CBO Projections: Unhealthy Basis for Health Policy

In the political hullabaloo over efforts to shift costs of health care to someone else, the argument for keeping Obamacare’s compulsory insurance and ever-expanding Medicaid enrollment relies naïvely on notoriously comical Congressional Budget Office (CBO) 10-year “projections.” 

CBO claims the initial House Republican plan would eventually cause 3 million to “lose” health insurance simply because they would no longer be fined up to 2.5% of income for not buying a policy designed by and for politicians. This not a loss, but a gain – in freedom of choice.

CBO claims the GOP plan would “lose” another 14 million by not expanding Medicaid enrollment as rapidly as Obamacare hopes to. The federal government pays about 57% of the cost of Medicaid for poor people, but 90-93% (until 2022) to the 31 states that provide Medicaid to those earning up to 138% of the poverty line. That has added 17 million to the Medicaid rolls, and enriched big health insurers and Kaiser Permanente.

The Wrong Way to Enforce Immigration Laws

Yesterday, the Los Angeles Times noted that reports of sexual assault and domestic violence are down in Latino-dominated areas of Los Angeles. NPR also published a story yesterday about four cases of domestic violence dropped by four Latina women in Denver, Colorado. The underlying factor blamed in both stories is federal enforcement of immigration laws at local courthouses.

I wrote about the fallout of this abhorrent practice last month in the Washington Post.

Seizing a person who is seeking refuge from violence subverts the protective function of police officers. If individuals fear as much from law enforcement as they do the criminals living among and victimizing them, they will not come forward to report crimes or cooperate with criminal investigations.

While immigration enforcement is often done under the banner of “public safety,” victims of crimes will be less likely to come forward if doing so risks breaking up their families by deportation.

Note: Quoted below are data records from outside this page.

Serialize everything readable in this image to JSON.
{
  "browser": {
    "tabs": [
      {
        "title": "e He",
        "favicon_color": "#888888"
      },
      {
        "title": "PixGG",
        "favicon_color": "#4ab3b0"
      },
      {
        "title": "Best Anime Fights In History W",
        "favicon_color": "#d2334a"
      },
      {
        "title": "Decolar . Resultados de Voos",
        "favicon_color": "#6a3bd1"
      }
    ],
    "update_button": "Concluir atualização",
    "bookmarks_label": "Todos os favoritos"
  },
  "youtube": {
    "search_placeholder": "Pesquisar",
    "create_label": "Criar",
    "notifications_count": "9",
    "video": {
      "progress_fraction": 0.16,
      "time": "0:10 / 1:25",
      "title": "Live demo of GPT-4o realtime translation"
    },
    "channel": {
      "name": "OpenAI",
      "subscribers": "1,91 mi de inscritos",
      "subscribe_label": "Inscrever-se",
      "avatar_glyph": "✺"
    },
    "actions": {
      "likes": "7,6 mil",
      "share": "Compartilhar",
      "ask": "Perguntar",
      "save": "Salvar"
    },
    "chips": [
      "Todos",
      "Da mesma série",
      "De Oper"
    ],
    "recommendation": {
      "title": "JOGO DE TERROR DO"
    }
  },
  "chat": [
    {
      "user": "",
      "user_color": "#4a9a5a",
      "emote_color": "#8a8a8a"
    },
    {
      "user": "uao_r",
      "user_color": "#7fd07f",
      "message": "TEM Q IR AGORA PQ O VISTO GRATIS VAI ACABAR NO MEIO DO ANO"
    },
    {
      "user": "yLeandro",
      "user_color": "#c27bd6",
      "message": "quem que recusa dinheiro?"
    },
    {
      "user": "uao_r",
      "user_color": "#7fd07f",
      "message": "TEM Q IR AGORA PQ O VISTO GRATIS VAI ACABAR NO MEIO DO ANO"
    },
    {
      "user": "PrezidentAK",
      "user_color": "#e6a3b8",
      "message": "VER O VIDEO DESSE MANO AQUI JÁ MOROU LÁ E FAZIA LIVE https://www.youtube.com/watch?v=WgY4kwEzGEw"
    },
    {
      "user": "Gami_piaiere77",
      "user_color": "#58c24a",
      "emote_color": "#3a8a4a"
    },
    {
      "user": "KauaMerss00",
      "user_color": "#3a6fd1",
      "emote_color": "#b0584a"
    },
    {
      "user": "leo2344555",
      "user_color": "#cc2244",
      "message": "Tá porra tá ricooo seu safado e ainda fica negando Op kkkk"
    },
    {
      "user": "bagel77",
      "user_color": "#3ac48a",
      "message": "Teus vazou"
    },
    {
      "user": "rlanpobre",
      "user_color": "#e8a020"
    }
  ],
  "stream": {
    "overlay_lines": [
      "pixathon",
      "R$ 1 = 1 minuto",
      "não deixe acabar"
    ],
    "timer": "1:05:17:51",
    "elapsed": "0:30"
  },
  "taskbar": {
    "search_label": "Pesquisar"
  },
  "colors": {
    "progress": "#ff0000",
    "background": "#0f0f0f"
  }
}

This puts more people in harm’s way and enables abusers and predators free rein among people too fearful to ask for the help that they need.

Moreover, despite the “law and order” rhetoric touted by the Trump Campaign and now Administration, these efforts make police officers’ jobs more difficult.

One Los Angeles Police Dept. detective told the Los Angeles Times, “It is my job to investigate crimes… . And if I can’t do that, I can’t get justice for people, because all of a sudden, I’m losing my witnesses or my victims because they’re afraid that talking to me is going to lead to them getting deported.” When he recently approached a group of Latino workers to investigate a crime, they stood up and walked away. Even though Los Angeles has repeatedly asserted its self-appointed status as a “sanctuary city” for immigrants, one of the workers uttered “Trump is coming,” as he left.

All the pro-police rhetoric in the world cannot make-up for the real-world problems that misguided immigration enforcement can cause. Emboldening violent criminals by making large swaths of the population too scared to come forward not only makes police work more difficult, it can make it more dangerous.

Supporting the police means respecting their jobs and enforcement priorities, not just reciting tough-on-crime pablum. If the Administration really cares about police officers, it should start listening to what they have to say. Immigration agents can find other ways to enforce the law than to pick on the most vulnerable at their time of need.